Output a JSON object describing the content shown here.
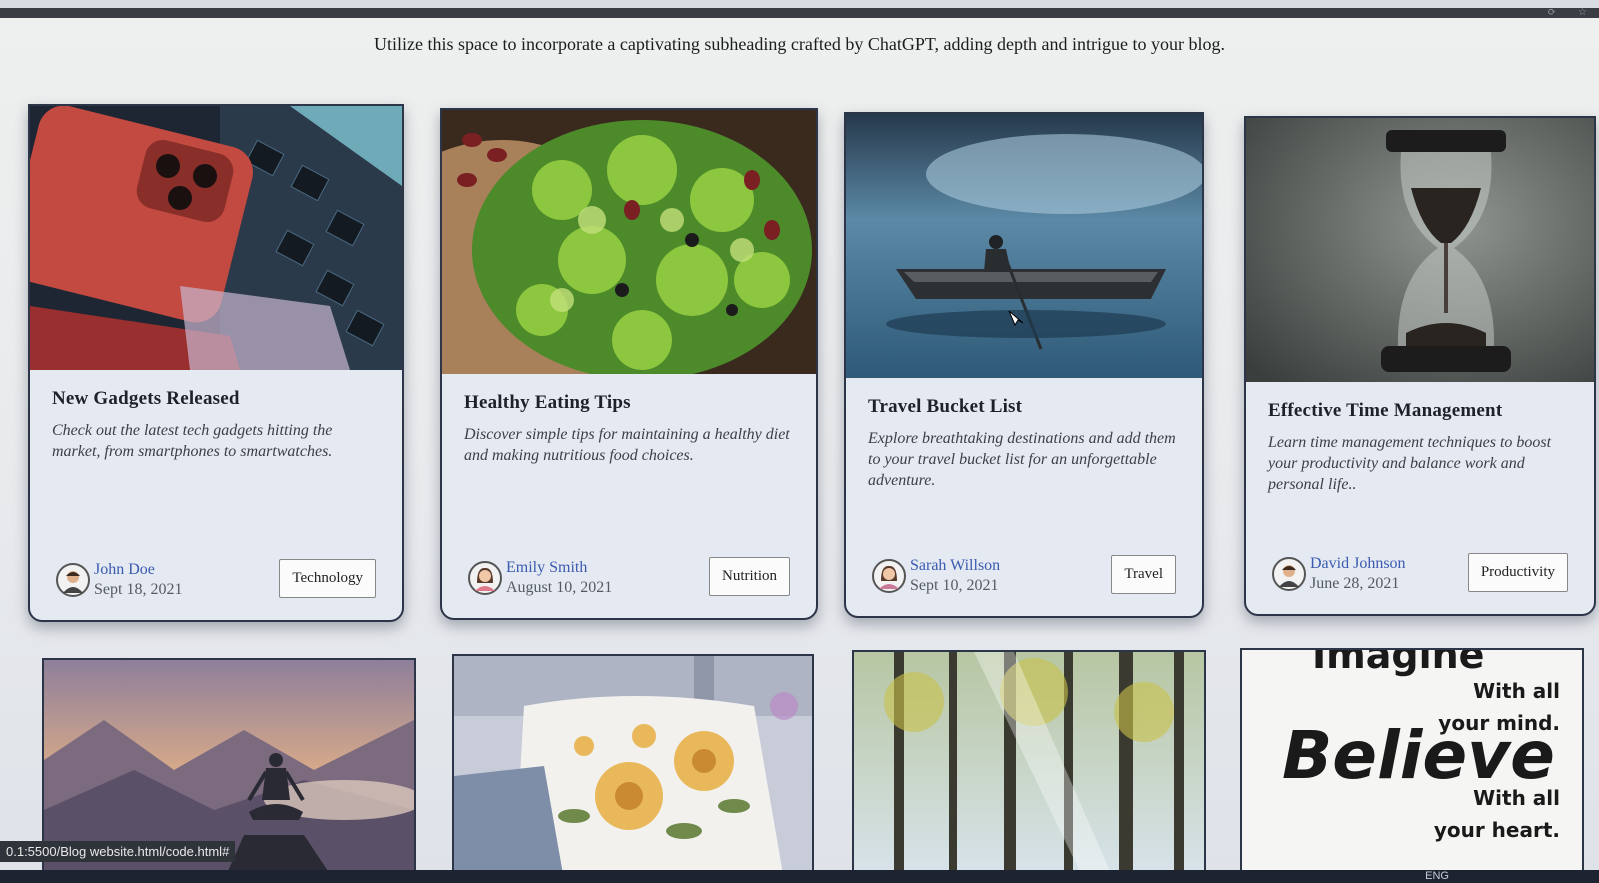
{
  "subheading": "Utilize this space to incorporate a captivating subheading crafted by ChatGPT, adding depth and intrigue to your blog.",
  "cards": [
    {
      "title": "New Gadgets Released",
      "description": "Check out the latest tech gadgets hitting the market, from smartphones to smartwatches.",
      "author": "John Doe",
      "date": "Sept 18, 2021",
      "tag": "Technology"
    },
    {
      "title": "Healthy Eating Tips",
      "description": "Discover simple tips for maintaining a healthy diet and making nutritious food choices.",
      "author": "Emily Smith",
      "date": "August 10, 2021",
      "tag": "Nutrition"
    },
    {
      "title": "Travel Bucket List",
      "description": "Explore breathtaking destinations and add them to your travel bucket list for an unforgettable adventure.",
      "author": "Sarah Willson",
      "date": "Sept 10, 2021",
      "tag": "Travel"
    },
    {
      "title": "Effective Time Management",
      "description": "Learn time management techniques to boost your productivity and balance work and personal life..",
      "author": "David Johnson",
      "date": "June 28, 2021",
      "tag": "Productivity"
    }
  ],
  "quote_image_text": {
    "line1": "Imagine",
    "line2": "With all",
    "line3": "your mind.",
    "line4": "Believe",
    "line5": "With all",
    "line6": "your heart."
  },
  "status_url": "0.1:5500/Blog website.html/code.html#",
  "taskbar_lang": "ENG"
}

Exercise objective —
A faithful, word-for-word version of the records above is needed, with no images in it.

Written reply —
Output a JSON object describing the content shown here.
{
  "subheading": "Utilize this space to incorporate a captivating subheading crafted by ChatGPT, adding depth and intrigue to your blog.",
  "cards": [
    {
      "title": "New Gadgets Released",
      "description": "Check out the latest tech gadgets hitting the market, from smartphones to smartwatches.",
      "author": "John Doe",
      "date": "Sept 18, 2021",
      "tag": "Technology"
    },
    {
      "title": "Healthy Eating Tips",
      "description": "Discover simple tips for maintaining a healthy diet and making nutritious food choices.",
      "author": "Emily Smith",
      "date": "August 10, 2021",
      "tag": "Nutrition"
    },
    {
      "title": "Travel Bucket List",
      "description": "Explore breathtaking destinations and add them to your travel bucket list for an unforgettable adventure.",
      "author": "Sarah Willson",
      "date": "Sept 10, 2021",
      "tag": "Travel"
    },
    {
      "title": "Effective Time Management",
      "description": "Learn time management techniques to boost your productivity and balance work and personal life..",
      "author": "David Johnson",
      "date": "June 28, 2021",
      "tag": "Productivity"
    }
  ],
  "quote_image_text": {
    "line1": "Imagine",
    "line2": "With all",
    "line3": "your mind.",
    "line4": "Believe",
    "line5": "With all",
    "line6": "your heart."
  },
  "status_url": "0.1:5500/Blog website.html/code.html#",
  "taskbar_lang": "ENG"
}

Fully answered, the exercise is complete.